## Exercise description
Nothing but the lines from the one with "Give me the" through the end of the records below should be written out, and each must match word for word.

Available records: Begin

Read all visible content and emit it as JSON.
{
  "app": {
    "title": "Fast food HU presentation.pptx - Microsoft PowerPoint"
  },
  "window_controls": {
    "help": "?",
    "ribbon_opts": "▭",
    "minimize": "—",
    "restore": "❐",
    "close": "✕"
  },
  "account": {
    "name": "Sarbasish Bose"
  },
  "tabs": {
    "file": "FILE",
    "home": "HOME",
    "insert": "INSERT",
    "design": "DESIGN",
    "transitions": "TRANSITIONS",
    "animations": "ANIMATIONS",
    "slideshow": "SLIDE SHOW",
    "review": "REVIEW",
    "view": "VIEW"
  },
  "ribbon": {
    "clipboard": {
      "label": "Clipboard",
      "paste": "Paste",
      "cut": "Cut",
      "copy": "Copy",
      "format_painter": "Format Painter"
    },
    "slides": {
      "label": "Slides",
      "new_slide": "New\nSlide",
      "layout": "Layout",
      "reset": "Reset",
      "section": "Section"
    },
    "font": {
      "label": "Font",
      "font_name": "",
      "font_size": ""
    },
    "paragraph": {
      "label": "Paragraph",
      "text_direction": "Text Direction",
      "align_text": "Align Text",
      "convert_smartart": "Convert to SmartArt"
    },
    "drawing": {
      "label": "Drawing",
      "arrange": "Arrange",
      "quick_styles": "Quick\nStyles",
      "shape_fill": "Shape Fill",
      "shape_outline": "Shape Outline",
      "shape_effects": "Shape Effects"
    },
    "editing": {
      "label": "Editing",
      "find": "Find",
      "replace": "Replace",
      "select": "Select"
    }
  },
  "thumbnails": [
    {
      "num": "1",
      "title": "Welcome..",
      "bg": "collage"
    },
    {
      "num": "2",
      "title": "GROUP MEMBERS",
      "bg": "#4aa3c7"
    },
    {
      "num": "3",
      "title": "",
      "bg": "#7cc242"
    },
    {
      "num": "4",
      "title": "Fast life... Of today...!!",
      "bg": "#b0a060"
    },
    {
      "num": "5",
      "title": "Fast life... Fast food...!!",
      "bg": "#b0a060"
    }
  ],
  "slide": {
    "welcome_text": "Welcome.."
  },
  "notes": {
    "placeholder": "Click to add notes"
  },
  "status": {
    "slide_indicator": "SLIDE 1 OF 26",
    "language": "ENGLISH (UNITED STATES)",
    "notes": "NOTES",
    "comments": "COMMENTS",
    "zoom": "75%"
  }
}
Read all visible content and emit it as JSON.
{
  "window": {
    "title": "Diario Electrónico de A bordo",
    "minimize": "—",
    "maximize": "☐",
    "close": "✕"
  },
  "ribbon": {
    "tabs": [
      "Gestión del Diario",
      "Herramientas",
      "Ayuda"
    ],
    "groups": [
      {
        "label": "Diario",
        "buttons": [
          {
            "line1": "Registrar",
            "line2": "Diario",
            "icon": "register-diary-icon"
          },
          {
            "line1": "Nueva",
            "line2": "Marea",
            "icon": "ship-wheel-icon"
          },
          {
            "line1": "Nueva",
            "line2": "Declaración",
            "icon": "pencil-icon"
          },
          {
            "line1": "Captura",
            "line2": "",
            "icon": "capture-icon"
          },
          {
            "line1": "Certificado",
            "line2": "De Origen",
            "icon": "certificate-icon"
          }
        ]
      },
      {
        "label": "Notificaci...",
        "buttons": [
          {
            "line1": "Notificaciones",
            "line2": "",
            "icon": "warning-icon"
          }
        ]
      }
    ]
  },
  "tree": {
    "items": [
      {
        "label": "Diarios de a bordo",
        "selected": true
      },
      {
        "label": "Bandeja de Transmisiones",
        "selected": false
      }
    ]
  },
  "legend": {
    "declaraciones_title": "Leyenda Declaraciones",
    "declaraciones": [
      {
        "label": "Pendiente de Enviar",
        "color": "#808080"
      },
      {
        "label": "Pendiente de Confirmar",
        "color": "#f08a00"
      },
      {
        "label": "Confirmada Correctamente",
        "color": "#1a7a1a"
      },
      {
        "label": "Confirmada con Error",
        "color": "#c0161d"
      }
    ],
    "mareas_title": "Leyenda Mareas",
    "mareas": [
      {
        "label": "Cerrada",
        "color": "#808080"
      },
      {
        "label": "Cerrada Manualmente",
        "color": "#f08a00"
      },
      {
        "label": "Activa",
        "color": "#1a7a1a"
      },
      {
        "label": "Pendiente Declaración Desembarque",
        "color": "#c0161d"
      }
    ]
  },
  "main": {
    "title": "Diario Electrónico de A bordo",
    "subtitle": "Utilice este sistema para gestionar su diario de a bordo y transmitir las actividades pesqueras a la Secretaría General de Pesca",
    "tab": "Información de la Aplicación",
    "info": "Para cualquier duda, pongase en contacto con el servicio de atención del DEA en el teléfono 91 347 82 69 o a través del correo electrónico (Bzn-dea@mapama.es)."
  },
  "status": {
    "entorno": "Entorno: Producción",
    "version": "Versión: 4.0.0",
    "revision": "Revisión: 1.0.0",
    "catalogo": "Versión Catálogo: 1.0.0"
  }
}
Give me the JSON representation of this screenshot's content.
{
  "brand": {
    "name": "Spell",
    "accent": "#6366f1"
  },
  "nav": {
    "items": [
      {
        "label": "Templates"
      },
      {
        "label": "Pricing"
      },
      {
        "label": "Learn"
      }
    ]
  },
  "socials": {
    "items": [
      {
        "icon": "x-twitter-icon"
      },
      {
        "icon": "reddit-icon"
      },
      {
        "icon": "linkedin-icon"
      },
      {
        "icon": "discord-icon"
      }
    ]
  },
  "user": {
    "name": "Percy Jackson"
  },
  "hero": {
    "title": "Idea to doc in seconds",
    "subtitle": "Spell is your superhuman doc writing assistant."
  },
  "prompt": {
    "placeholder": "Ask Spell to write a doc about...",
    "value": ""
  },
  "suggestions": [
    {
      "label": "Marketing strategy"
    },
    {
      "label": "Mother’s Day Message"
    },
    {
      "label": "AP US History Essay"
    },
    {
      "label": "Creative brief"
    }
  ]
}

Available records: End

## Output for this exercise
Give me the JSON representation of this screenshot's content.
{
  "brand": {
    "name": "Spell",
    "accent": "#6366f1"
  },
  "nav": {
    "items": [
      {
        "label": "Templates"
      },
      {
        "label": "Pricing"
      },
      {
        "label": "Learn"
      }
    ]
  },
  "socials": {
    "items": [
      {
        "icon": "x-twitter-icon"
      },
      {
        "icon": "reddit-icon"
      },
      {
        "icon": "linkedin-icon"
      },
      {
        "icon": "discord-icon"
      }
    ]
  },
  "user": {
    "name": "Percy Jackson"
  },
  "hero": {
    "title": "Idea to doc in seconds",
    "subtitle": "Spell is your superhuman doc writing assistant."
  },
  "prompt": {
    "placeholder": "Ask Spell to write a doc about...",
    "value": ""
  },
  "suggestions": [
    {
      "label": "Marketing strategy"
    },
    {
      "label": "Mother’s Day Message"
    },
    {
      "label": "AP US History Essay"
    },
    {
      "label": "Creative brief"
    }
  ]
}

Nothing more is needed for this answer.